The book is themed around different birds and their tools, an animal connection that adds a nice removal from the problems your students might be facing. For example, the Tools of the Blue Jay exemplify the bird’s assertiveness and frequent “verbalizations,” while the Tools of the Hummingbird show bravery, like the Hummingbird’s tendency to protect itself. In each chapter, multiple narratives are presented that could be mapped with SGM® and the above visual. Tools—essentially scripts—are described with many examples and even suggested practice activities.

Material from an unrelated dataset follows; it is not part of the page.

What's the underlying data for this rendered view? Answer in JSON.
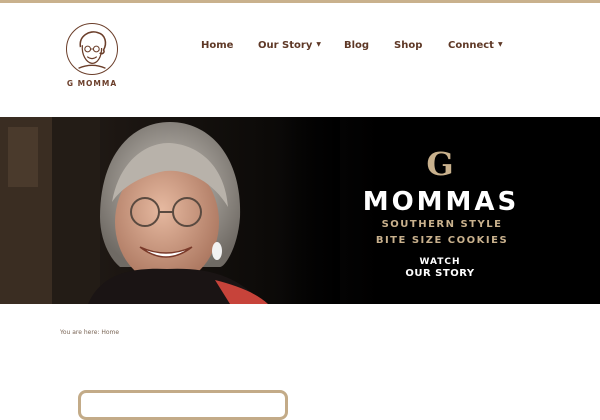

A good example is within a section on the use of comebacks: “The Comeback Kid” is a Tool of the Hummingbird to attempt to show bravery and unflappability. “Complete Denial” is disagreeing with every single thing teasers say. For example, if somebody says you have freckles, you say, “No I don’t” (even if you do have freckles). If a teaser says you have a funny-looking nose, you say, “No I don’t.” Even if a teaser says the sky is blue, you say, “No it’s not.” After a few Complete Denials, teasers will usually get tired of trying to make you upset, and they’ll stop.” This response is something your students might not have thought of and is definitely worth a try. The book also focuses on how to say differing responses in terms of body language and nonverbals, which can be a skill you can rehearse in sessions with students.

As in life, not all Kick-Offs are problems, but sometimes are opportunities. Speak Up also includes suggestions for tools that can help students make friends. “The Sherlock Holmes” (ask questions to get to know someone) aligns with Social Thinking®’s vocabulary around the use of “Wondering Questions” to show interest.

This book would make a good summer read for considering sections that could be used for group, individual or classroom lessons. Don’t forget the Kindle part!


Cooper, S. (2005). Speak Up and Get Along!: Learn the Mighty Might, Thought Chop, and More Tools to Make Friends, Stop Teasing, and Feel Good About Yourself (pp. 66-67). Free Spirit Publishing. Kindle Edition.


Sean Sweeney
Sean Sweeney

Author

Sean Sweeney, MS, MEd, CCC-SLP, is a speech-language pathologist and technology specialist working in private practice at the Ely Center in Newton, MA, and consults to local and national organizations on technology integration in speech and language interventions. His blog, SpeechTechie (www.speechtechie.com), looks at technology “through a language lens.” Contact him at sean@speechtechie.com.



Leave a comment

Comments will be approved before showing up.

Back to the top